Toxic behavior from certain sections of online gaming communities isn't a new phenomenon, but after a black Hearthstone player became the target of racist abuse during a Twitch livestream last week, gaming giant Blizzard Entertainment has vowed to work with the streaming site to block abusive comments.

It was during the DreamHack Austin Hearthstone tournament when pro player Terrence "TerrenceM" Miller - who ultimately finished second behind Keaton "Chakki" Gill - suffered an overwhelming number of racial slurs from Twitch viewers.

There were ten chat moderators were working during the match, and more were called in to help with the volume of hateful comments, but they were unable to stem the abuse aimed at Miller.

Responding to the incident, Blizzard president Mike Morhaime issued the following statement to Polygon: "We're extremely disappointed by the hateful, offensive language used by some of the online viewers during the DreamHack Austin event the weekend before last. One of our company values is 'Play Nice; Play Fair;' we feel there's no place for racism, sexism, harassment, or other discriminatory behavior, in or outside of the gaming community."

Morhaime added that Blizzard will now be working with Twitch, event organizers and other organizations involved in these events to combat the problem of abusive commentators.

"We're investigating a pilot program that Twitch has in the works to streamline moderation and combat ban evasion.

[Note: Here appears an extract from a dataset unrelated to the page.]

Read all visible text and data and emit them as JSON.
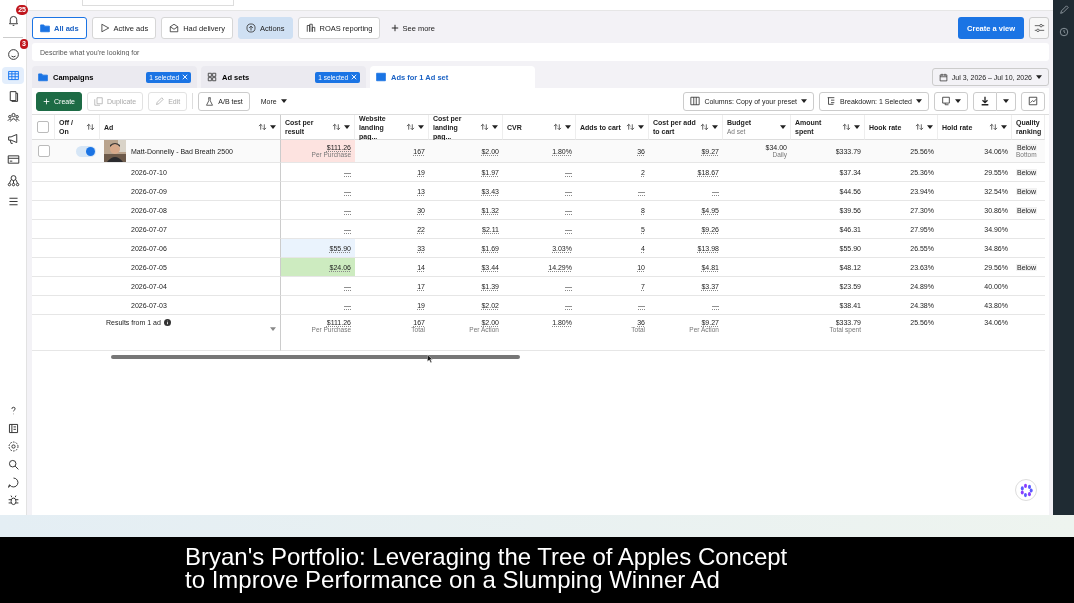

We're also updating our esports tournament partner policies with a stronger system of checks, balances, and repercussions to provide a better chat experience around our content," explained the Blizzard co-founder.

For its part, Twitch accepts that it has "a responsibility to broadcasters and players to provide a welcoming environment," and confirmed that it was " exploring new tools and processes to increase awareness and mitigation of these issues, and will continue to take action against chatters who committed reported violations."

There's a big difference between jokingly poking fun at a player and hurling hate-filled abuse at them. Blizzard and Twitch won't want to censor the former, as it's part of what makes the platform enjoyable for so many people; it's the latter they're trying to eradicate. But as Morhaime points out, it will take more than stricter rules and regulations to change things.

"We believe these are important steps to take to help address the related issues, but we acknowledge that they only address part of the problem. This is ultimately an industry-wide issue, and it will take all of us to make a real impact."